The number of lines containing the word "name" is all you should give; count them in the records below.

» **Information given**
_ _ _ _

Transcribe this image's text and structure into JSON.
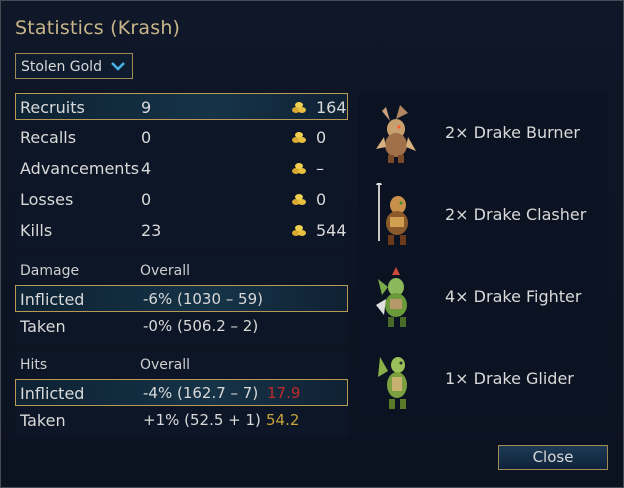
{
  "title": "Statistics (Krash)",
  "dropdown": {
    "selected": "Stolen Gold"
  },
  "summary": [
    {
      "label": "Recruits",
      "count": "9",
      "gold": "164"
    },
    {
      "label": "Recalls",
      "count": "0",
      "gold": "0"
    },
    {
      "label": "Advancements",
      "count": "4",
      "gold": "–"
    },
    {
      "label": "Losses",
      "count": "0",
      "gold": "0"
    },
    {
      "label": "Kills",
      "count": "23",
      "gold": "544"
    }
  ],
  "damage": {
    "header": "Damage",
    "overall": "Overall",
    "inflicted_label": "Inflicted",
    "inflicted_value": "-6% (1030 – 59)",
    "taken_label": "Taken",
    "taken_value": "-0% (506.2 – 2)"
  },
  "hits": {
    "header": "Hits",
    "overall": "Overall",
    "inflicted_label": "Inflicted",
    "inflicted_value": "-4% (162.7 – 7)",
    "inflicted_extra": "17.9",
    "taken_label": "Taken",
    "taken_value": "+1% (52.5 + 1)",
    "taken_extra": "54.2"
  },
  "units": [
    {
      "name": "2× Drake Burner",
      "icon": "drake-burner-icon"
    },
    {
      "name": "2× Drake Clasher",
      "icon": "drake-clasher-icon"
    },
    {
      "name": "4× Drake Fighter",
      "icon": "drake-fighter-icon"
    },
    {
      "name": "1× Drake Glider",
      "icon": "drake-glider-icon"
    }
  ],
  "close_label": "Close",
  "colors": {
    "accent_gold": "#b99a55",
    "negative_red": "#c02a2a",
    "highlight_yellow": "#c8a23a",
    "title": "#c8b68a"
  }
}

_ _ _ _

» **Written response**
4